Stored data entries
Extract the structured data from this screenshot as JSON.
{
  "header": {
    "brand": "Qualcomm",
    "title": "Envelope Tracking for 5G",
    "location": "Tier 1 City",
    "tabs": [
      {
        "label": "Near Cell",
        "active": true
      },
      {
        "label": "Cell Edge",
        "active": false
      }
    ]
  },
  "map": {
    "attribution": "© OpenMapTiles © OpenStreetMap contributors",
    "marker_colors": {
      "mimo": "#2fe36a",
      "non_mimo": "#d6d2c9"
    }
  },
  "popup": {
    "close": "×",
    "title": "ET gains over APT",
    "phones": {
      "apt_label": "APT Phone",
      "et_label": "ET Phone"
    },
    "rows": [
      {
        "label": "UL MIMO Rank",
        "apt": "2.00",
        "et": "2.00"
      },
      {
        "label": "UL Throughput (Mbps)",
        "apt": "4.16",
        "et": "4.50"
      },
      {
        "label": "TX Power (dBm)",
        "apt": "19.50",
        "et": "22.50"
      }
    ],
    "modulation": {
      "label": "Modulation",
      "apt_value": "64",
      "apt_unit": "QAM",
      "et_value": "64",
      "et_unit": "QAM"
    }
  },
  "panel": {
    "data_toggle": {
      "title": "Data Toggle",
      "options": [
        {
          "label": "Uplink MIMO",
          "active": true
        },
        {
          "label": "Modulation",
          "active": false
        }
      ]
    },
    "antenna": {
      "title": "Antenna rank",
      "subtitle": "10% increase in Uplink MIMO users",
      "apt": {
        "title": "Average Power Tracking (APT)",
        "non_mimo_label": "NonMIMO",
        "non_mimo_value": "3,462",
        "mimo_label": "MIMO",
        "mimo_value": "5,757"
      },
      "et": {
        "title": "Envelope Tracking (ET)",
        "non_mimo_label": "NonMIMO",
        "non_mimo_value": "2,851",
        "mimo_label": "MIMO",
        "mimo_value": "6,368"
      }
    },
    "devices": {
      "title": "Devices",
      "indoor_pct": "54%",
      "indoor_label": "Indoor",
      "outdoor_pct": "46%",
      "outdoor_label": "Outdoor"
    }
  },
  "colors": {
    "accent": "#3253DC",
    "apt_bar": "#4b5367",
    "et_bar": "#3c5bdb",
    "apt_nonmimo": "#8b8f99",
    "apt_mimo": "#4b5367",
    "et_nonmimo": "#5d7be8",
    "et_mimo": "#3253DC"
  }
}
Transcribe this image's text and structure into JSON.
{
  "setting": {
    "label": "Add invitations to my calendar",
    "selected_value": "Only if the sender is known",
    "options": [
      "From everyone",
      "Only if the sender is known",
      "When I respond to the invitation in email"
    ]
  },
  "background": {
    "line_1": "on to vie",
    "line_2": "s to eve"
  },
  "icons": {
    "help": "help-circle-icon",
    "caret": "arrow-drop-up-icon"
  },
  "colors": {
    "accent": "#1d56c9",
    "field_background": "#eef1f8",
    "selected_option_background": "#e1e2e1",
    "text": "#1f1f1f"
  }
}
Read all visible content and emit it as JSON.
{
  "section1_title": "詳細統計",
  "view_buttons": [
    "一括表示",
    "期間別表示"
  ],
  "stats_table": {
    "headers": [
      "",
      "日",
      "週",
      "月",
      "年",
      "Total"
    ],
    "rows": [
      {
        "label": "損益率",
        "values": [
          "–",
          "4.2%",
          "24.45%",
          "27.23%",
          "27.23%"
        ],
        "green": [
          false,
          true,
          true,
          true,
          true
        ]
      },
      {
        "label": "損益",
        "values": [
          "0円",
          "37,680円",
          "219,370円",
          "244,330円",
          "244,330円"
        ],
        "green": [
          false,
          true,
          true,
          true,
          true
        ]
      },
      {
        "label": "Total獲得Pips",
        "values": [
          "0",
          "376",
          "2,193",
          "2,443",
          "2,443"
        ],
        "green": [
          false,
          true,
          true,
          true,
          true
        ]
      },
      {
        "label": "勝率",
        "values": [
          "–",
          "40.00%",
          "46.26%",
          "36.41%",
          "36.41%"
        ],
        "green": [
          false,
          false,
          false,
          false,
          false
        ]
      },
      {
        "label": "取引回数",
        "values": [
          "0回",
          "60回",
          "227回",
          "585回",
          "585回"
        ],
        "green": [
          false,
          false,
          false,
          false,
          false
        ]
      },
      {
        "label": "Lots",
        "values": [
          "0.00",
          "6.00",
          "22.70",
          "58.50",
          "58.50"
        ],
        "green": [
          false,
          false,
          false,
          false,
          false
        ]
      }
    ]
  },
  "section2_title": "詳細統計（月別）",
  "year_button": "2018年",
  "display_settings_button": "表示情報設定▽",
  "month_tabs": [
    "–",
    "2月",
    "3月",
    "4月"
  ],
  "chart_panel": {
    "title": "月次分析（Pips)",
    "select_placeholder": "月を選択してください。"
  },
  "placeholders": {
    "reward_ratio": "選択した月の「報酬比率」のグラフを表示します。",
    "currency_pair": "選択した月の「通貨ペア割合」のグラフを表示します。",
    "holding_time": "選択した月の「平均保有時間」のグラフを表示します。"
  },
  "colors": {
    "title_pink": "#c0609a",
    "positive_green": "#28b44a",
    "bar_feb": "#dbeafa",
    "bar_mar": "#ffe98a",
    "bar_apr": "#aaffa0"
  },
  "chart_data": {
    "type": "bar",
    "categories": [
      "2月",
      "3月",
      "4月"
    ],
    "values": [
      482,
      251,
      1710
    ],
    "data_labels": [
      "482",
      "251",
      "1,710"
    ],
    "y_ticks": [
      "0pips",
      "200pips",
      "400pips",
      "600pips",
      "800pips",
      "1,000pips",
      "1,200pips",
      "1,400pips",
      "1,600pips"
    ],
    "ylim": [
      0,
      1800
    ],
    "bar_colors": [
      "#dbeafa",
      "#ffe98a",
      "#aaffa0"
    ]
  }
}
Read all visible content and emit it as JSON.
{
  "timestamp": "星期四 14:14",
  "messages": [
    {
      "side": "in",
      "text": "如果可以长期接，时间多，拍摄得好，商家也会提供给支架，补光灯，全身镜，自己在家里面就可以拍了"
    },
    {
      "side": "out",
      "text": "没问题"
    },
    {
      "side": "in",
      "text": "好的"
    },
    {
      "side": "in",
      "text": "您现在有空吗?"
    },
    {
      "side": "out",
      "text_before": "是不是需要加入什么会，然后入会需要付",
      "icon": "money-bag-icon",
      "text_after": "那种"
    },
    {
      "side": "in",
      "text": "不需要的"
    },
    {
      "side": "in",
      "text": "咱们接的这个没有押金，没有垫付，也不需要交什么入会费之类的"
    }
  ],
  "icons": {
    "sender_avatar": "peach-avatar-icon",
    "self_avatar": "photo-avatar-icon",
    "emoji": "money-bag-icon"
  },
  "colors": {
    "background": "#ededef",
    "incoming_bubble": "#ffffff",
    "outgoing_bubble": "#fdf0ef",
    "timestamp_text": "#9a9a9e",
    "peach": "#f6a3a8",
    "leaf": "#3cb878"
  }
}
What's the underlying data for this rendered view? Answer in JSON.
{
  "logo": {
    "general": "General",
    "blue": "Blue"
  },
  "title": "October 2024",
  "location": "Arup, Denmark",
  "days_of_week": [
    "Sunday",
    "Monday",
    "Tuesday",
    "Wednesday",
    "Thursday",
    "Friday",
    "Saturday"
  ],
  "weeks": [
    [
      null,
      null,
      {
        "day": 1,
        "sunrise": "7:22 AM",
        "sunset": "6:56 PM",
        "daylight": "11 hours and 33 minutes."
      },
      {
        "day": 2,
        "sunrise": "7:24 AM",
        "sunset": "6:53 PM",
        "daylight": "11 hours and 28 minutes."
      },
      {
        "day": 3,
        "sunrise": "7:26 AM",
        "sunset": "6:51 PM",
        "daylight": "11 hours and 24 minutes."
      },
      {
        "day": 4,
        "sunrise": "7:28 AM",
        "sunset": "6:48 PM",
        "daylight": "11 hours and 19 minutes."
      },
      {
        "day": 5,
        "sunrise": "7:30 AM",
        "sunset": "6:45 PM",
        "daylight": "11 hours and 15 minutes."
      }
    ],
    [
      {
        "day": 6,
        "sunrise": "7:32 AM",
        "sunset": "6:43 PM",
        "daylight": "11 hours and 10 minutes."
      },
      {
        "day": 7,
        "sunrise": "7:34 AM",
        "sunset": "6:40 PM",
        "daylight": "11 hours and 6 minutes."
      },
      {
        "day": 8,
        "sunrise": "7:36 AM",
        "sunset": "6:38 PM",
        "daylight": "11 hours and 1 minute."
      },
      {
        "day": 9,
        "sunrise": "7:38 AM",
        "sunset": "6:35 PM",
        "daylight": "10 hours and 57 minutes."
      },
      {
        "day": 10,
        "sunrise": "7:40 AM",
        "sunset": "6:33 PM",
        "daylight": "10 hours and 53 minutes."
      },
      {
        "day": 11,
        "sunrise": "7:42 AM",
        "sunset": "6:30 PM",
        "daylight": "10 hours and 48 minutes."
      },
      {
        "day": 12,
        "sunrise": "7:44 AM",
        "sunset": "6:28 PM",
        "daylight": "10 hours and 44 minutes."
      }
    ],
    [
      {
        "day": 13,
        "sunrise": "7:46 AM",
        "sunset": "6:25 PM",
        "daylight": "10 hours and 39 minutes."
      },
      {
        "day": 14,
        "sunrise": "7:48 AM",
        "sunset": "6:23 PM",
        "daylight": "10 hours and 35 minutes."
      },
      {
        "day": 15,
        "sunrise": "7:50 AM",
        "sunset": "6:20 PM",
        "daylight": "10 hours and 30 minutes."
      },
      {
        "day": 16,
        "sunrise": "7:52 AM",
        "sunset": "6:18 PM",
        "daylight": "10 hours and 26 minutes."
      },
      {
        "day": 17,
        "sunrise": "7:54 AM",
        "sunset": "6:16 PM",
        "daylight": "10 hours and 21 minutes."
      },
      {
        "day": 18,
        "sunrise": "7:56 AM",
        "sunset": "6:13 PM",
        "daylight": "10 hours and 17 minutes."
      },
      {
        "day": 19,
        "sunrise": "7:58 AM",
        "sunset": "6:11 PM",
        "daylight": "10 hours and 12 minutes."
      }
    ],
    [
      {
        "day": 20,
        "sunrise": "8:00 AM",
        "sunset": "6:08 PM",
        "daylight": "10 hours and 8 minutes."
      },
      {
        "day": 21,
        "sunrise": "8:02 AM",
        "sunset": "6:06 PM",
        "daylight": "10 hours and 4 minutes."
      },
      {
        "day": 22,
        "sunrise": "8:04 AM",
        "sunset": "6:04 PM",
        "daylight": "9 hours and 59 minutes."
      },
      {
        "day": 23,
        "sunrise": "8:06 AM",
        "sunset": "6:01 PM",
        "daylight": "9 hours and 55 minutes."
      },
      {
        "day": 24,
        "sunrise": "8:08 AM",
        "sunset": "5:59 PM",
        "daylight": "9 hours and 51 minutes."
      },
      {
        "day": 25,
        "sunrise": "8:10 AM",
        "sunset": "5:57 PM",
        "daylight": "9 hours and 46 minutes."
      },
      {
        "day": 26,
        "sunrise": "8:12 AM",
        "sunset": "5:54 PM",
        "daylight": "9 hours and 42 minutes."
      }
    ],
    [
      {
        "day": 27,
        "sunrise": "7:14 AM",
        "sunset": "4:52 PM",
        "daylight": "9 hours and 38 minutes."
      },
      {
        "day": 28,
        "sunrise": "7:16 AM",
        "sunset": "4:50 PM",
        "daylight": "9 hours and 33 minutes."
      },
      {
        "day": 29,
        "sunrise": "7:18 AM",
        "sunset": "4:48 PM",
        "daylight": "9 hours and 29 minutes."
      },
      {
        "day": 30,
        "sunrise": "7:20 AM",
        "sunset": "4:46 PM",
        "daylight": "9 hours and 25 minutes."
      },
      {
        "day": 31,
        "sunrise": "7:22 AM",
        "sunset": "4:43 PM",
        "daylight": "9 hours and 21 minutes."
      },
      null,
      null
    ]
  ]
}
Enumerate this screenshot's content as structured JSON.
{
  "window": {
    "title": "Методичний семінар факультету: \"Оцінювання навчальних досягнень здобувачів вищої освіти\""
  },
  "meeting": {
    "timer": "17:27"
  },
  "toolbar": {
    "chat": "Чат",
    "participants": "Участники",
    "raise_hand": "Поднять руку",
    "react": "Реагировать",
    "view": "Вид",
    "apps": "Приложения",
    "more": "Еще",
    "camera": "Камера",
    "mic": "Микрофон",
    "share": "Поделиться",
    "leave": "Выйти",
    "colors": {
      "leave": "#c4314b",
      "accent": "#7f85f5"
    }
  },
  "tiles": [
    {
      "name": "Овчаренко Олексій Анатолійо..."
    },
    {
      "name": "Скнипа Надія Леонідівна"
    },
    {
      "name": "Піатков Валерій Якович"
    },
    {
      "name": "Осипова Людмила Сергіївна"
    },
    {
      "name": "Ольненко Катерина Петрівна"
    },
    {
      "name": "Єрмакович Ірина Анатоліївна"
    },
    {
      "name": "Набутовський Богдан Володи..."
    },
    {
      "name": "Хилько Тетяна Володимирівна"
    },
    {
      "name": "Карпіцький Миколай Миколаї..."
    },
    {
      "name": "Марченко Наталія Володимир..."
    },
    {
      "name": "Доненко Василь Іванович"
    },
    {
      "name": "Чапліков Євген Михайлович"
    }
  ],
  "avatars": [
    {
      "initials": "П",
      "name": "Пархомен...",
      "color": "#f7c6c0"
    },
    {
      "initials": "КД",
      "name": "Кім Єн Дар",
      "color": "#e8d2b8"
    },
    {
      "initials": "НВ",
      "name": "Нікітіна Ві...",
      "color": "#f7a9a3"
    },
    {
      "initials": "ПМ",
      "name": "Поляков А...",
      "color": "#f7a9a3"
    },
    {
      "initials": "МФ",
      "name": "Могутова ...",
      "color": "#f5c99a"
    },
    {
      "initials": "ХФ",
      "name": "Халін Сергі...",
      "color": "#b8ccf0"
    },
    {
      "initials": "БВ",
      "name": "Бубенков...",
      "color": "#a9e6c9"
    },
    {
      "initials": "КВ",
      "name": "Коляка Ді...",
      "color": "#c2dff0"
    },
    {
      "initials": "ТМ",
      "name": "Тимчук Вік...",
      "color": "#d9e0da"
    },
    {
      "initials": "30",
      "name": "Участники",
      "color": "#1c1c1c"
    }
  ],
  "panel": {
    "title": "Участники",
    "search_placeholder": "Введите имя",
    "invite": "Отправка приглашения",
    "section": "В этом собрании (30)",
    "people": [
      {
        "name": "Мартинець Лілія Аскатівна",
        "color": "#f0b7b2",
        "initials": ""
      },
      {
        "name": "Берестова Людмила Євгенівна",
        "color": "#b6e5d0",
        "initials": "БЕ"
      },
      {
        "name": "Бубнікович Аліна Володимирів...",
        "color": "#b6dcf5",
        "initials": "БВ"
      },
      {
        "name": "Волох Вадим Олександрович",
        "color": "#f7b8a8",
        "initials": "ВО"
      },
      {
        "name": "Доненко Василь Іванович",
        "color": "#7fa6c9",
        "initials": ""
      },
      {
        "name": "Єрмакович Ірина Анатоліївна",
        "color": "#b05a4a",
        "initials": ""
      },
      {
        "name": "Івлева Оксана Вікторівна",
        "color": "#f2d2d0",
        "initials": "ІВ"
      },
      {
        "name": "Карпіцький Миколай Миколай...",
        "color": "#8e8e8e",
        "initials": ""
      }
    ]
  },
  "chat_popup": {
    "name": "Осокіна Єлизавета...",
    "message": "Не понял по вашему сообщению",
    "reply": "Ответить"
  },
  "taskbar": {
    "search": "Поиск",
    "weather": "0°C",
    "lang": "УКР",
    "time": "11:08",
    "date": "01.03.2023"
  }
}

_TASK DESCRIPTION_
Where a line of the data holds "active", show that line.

_ANSWER TO THE EXERCISE_
        "active": true
        "active": false
          "active": true
          "active": false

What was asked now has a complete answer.